After misleading reports circulated this week claiming that Italy had decided to close its borders to visitors until next year, here’s a look at the facts on travel to Italy.
Several of The Local’s readers in Italy got in touch on Wednesday morning to ask us about suspect claims on social media and in some international news outlets stating that the Italian government has closed the country’s borders to tourists until 2021.
Fortunately, the Italian government has not announced any such measure.
The Italian embassy in Moscow on Tuesday denied reports in some Russian media outlets of an alleged statement concerning the closure of Italian borders until the end of this year by Italy’s culture and tourism minister, Dario Franceschini.
“The matter of Italy closing its state borders has not been discussed,” the embassy stated.
Franceschini himself, when asked about the claims in Italy’s Chamber of Deputies on Tuesday, said: “As is all too obvious, I have never spoken, nor ever thought, of closing the Italian borders to tourists for 2020,” according to Il Messaggero.
“I am working on the exact opposite. I proposed yesterday at the meeting of tourism ministers of the European Union, a European uniformity of the safety rules with respect to the risk of contagion, allowing the free movement of tourists within the European Union. So we’re starting bilateral talks with other countries that have a lot of tourism going to to Italy,” he added.
“Unfortunately, it is clear that fake news on closed borders is being circulated, with hostile intentions towards our country.”
And the president of Italy’s National Tourism Agency, Giorgio Palmucci, stated: “Tourism in Italy will start again, with caution and maximum safety. Minister Franceschini did well to clarify that no border closure is foreseen.”
“Those who love Italy must be allowed to return to enjoy it, in compliance with governmental and regional provisions,” he continued.
“This is a delicate phase in which it is essential to defend Italy even when it comes to correct communications. Bad information and fake news risk creating serious damage and unjustified alarmism.”
Technically, Italy’s borders are not currently and never have been closed to tourism.
But of course, though there’s no ban on foreign visitors and most Italian airports are actually still open, the strict measures aimed at containing the spread of the coronavirus make travel to and from the country nearly impossible at the moment.
So when will we be able to travel to Italy?
This depends on when Italy’s government, and other governments, deem it safe to relax various restrictions.

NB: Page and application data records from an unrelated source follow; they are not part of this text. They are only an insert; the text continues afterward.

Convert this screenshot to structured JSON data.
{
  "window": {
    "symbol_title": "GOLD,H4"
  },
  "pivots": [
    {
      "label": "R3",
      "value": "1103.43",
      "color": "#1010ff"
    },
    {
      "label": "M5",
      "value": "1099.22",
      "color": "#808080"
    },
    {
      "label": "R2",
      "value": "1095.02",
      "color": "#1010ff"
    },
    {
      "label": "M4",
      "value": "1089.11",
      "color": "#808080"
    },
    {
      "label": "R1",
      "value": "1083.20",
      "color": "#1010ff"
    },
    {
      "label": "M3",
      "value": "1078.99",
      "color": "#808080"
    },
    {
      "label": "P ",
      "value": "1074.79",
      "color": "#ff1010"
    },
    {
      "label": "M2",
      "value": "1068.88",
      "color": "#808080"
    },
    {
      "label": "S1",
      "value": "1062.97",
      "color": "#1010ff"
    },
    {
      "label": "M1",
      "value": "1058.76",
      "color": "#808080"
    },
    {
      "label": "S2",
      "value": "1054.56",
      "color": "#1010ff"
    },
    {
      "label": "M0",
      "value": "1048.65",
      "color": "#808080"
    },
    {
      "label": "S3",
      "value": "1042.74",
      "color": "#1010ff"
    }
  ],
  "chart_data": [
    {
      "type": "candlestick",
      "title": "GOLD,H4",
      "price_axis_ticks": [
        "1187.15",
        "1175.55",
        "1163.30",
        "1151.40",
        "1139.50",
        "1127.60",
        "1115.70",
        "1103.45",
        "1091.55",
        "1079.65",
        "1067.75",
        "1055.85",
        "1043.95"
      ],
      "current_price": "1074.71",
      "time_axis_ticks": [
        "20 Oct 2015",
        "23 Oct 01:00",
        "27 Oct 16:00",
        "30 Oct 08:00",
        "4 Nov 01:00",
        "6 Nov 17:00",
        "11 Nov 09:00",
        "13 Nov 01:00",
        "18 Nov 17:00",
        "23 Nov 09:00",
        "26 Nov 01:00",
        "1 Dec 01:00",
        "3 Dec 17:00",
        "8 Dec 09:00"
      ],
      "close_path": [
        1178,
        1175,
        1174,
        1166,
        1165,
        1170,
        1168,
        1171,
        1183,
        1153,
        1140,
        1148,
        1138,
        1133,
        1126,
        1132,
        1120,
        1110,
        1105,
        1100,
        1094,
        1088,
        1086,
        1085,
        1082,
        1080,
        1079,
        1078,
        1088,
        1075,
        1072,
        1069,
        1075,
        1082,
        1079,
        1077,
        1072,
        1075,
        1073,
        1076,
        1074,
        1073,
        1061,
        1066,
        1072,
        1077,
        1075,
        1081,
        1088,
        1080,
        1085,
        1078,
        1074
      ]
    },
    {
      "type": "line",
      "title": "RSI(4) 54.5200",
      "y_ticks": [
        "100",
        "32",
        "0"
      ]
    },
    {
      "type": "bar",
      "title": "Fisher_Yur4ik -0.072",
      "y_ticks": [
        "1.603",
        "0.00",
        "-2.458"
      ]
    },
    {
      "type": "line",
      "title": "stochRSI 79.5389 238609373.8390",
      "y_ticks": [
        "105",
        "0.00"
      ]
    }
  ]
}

Hotels are closed. Museums may be allowed to reopen from mid-May, and bars and restaurants could be allowed to open their doors from June 1st, according to the latest government decree announced on Sunday.
But, while nothing has been confirmed yet, only domestic tourism within Italy is likely to be allowed this summer.
“We are making a strong investment in domestic tourism, because this will be a summer of holidays in Italy,” Franchescini said in an interview on Wednesday morning, in which he reiterated that claims of border closures until 2021 were false.
Under current rules, no travel is allowed at all except for emergencies, work, and health-related reasons. Italy’s residents still need to complete a form every time they leave the house.
As Italy moves into “phase two” of its lockdown measures some rules will gradually be loosened over the following weeks, beginning on May 4th, though movements will still be restricted.
It is not yet known when Italy’s residents will be allowed to travel freely within the country, or even in their own region.
International travel is not expected to be allowed to resume until “phase three” begins. And at the moment it’s not known how long the second phase, which hasn’t even started yet, may last.